STORED DATA Block Start

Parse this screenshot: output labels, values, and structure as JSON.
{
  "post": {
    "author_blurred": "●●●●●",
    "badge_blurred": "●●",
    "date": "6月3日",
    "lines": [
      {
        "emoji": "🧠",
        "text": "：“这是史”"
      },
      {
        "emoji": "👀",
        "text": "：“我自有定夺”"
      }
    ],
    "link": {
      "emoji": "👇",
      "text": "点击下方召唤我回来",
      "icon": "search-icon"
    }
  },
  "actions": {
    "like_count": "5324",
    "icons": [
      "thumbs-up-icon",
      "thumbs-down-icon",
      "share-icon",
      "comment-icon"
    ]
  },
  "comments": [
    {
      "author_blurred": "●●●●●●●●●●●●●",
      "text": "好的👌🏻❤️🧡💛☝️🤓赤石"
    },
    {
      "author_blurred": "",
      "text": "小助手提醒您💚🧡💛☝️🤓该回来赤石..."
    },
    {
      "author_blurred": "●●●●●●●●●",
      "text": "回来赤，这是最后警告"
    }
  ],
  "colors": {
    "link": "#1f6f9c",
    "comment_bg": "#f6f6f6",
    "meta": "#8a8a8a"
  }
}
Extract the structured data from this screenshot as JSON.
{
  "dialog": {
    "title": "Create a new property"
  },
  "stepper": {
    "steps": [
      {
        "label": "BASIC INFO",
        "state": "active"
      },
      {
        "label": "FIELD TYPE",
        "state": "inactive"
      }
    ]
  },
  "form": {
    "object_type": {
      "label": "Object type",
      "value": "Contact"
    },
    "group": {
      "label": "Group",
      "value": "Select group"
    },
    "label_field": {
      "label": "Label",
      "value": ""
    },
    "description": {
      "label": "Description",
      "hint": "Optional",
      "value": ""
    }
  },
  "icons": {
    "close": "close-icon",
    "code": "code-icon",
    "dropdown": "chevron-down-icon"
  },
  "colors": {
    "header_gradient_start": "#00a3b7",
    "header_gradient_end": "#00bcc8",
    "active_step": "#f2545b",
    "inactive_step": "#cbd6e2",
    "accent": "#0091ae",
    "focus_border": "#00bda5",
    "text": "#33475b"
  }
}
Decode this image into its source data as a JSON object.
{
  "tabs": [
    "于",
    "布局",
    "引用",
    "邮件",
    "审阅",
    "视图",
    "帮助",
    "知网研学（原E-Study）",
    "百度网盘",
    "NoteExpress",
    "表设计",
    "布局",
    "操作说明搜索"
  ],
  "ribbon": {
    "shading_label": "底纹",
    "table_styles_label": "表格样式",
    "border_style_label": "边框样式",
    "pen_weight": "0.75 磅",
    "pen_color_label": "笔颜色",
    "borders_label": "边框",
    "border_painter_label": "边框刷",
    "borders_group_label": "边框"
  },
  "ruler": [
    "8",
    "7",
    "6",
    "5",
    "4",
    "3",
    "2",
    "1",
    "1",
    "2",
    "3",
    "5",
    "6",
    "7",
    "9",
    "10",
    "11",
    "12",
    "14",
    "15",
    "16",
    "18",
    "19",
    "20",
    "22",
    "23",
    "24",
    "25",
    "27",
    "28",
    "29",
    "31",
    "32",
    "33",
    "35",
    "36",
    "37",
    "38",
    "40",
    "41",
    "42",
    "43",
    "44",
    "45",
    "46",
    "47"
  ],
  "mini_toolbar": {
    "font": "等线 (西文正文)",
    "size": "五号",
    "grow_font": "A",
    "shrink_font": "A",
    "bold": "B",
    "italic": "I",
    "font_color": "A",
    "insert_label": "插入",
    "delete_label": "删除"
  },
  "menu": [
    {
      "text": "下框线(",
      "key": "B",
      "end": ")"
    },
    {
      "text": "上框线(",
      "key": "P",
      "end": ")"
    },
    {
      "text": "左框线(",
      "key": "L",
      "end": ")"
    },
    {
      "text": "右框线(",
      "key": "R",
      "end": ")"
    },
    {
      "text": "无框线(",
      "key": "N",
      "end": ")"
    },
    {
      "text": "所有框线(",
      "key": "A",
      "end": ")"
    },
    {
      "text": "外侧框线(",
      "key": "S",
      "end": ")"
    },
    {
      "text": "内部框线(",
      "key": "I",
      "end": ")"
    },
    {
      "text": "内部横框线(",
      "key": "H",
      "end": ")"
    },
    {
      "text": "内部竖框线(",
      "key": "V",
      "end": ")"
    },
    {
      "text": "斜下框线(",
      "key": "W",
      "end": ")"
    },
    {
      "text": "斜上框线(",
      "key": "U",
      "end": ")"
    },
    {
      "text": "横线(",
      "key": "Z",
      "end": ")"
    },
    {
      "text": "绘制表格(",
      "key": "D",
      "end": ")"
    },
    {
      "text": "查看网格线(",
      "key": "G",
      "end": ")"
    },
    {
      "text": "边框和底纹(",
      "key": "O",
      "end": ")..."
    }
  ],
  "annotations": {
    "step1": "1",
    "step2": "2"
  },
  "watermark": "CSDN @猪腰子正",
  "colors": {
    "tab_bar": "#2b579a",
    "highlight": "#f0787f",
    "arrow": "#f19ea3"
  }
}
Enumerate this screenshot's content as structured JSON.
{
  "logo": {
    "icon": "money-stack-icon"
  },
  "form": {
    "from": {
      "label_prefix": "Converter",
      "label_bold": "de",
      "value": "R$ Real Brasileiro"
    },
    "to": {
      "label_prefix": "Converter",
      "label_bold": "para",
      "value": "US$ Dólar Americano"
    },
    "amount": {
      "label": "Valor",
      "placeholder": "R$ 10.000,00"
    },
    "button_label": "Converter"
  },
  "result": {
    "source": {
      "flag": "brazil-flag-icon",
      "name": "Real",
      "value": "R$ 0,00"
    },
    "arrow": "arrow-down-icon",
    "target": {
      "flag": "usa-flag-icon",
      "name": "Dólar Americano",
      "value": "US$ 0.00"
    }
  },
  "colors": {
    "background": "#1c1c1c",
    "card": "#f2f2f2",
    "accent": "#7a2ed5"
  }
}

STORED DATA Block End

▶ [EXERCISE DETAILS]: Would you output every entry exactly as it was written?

▶ [ANSWER TO THIS PROBLEM]:
Parse this screenshot: output labels, values, and structure as JSON.
{
  "post": {
    "author_blurred": "●●●●●",
    "badge_blurred": "●●",
    "date": "6月3日",
    "lines": [
      {
        "emoji": "🧠",
        "text": "：“这是史”"
      },
      {
        "emoji": "👀",
        "text": "：“我自有定夺”"
      }
    ],
    "link": {
      "emoji": "👇",
      "text": "点击下方召唤我回来",
      "icon": "search-icon"
    }
  },
  "actions": {
    "like_count": "5324",
    "icons": [
      "thumbs-up-icon",
      "thumbs-down-icon",
      "share-icon",
      "comment-icon"
    ]
  },
  "comments": [
    {
      "author_blurred": "●●●●●●●●●●●●●",
      "text": "好的👌🏻❤️🧡💛☝️🤓赤石"
    },
    {
      "author_blurred": "",
      "text": "小助手提醒您💚🧡💛☝️🤓该回来赤石..."
    },
    {
      "author_blurred": "●●●●●●●●●",
      "text": "回来赤，这是最后警告"
    }
  ],
  "colors": {
    "link": "#1f6f9c",
    "comment_bg": "#f6f6f6",
    "meta": "#8a8a8a"
  }
}
Extract the structured data from this screenshot as JSON.
{
  "dialog": {
    "title": "Create a new property"
  },
  "stepper": {
    "steps": [
      {
        "label": "BASIC INFO",
        "state": "active"
      },
      {
        "label": "FIELD TYPE",
        "state": "inactive"
      }
    ]
  },
  "form": {
    "object_type": {
      "label": "Object type",
      "value": "Contact"
    },
    "group": {
      "label": "Group",
      "value": "Select group"
    },
    "label_field": {
      "label": "Label",
      "value": ""
    },
    "description": {
      "label": "Description",
      "hint": "Optional",
      "value": ""
    }
  },
  "icons": {
    "close": "close-icon",
    "code": "code-icon",
    "dropdown": "chevron-down-icon"
  },
  "colors": {
    "header_gradient_start": "#00a3b7",
    "header_gradient_end": "#00bcc8",
    "active_step": "#f2545b",
    "inactive_step": "#cbd6e2",
    "accent": "#0091ae",
    "focus_border": "#00bda5",
    "text": "#33475b"
  }
}
Decode this image into its source data as a JSON object.
{
  "tabs": [
    "于",
    "布局",
    "引用",
    "邮件",
    "审阅",
    "视图",
    "帮助",
    "知网研学（原E-Study）",
    "百度网盘",
    "NoteExpress",
    "表设计",
    "布局",
    "操作说明搜索"
  ],
  "ribbon": {
    "shading_label": "底纹",
    "table_styles_label": "表格样式",
    "border_style_label": "边框样式",
    "pen_weight": "0.75 磅",
    "pen_color_label": "笔颜色",
    "borders_label": "边框",
    "border_painter_label": "边框刷",
    "borders_group_label": "边框"
  },
  "ruler": [
    "8",
    "7",
    "6",
    "5",
    "4",
    "3",
    "2",
    "1",
    "1",
    "2",
    "3",
    "5",
    "6",
    "7",
    "9",
    "10",
    "11",
    "12",
    "14",
    "15",
    "16",
    "18",
    "19",
    "20",
    "22",
    "23",
    "24",
    "25",
    "27",
    "28",
    "29",
    "31",
    "32",
    "33",
    "35",
    "36",
    "37",
    "38",
    "40",
    "41",
    "42",
    "43",
    "44",
    "45",
    "46",
    "47"
  ],
  "mini_toolbar": {
    "font": "等线 (西文正文)",
    "size": "五号",
    "grow_font": "A",
    "shrink_font": "A",
    "bold": "B",
    "italic": "I",
    "font_color": "A",
    "insert_label": "插入",
    "delete_label": "删除"
  },
  "menu": [
    {
      "text": "下框线(",
      "key": "B",
      "end": ")"
    },
    {
      "text": "上框线(",
      "key": "P",
      "end": ")"
    },
    {
      "text": "左框线(",
      "key": "L",
      "end": ")"
    },
    {
      "text": "右框线(",
      "key": "R",
      "end": ")"
    },
    {
      "text": "无框线(",
      "key": "N",
      "end": ")"
    },
    {
      "text": "所有框线(",
      "key": "A",
      "end": ")"
    },
    {
      "text": "外侧框线(",
      "key": "S",
      "end": ")"
    },
    {
      "text": "内部框线(",
      "key": "I",
      "end": ")"
    },
    {
      "text": "内部横框线(",
      "key": "H",
      "end": ")"
    },
    {
      "text": "内部竖框线(",
      "key": "V",
      "end": ")"
    },
    {
      "text": "斜下框线(",
      "key": "W",
      "end": ")"
    },
    {
      "text": "斜上框线(",
      "key": "U",
      "end": ")"
    },
    {
      "text": "横线(",
      "key": "Z",
      "end": ")"
    },
    {
      "text": "绘制表格(",
      "key": "D",
      "end": ")"
    },
    {
      "text": "查看网格线(",
      "key": "G",
      "end": ")"
    },
    {
      "text": "边框和底纹(",
      "key": "O",
      "end": ")..."
    }
  ],
  "annotations": {
    "step1": "1",
    "step2": "2"
  },
  "watermark": "CSDN @猪腰子正",
  "colors": {
    "tab_bar": "#2b579a",
    "highlight": "#f0787f",
    "arrow": "#f19ea3"
  }
}
Enumerate this screenshot's content as structured JSON.
{
  "logo": {
    "icon": "money-stack-icon"
  },
  "form": {
    "from": {
      "label_prefix": "Converter",
      "label_bold": "de",
      "value": "R$ Real Brasileiro"
    },
    "to": {
      "label_prefix": "Converter",
      "label_bold": "para",
      "value": "US$ Dólar Americano"
    },
    "amount": {
      "label": "Valor",
      "placeholder": "R$ 10.000,00"
    },
    "button_label": "Converter"
  },
  "result": {
    "source": {
      "flag": "brazil-flag-icon",
      "name": "Real",
      "value": "R$ 0,00"
    },
    "arrow": "arrow-down-icon",
    "target": {
      "flag": "usa-flag-icon",
      "name": "Dólar Americano",
      "value": "US$ 0.00"
    }
  },
  "colors": {
    "background": "#1c1c1c",
    "card": "#f2f2f2",
    "accent": "#7a2ed5"
  }
}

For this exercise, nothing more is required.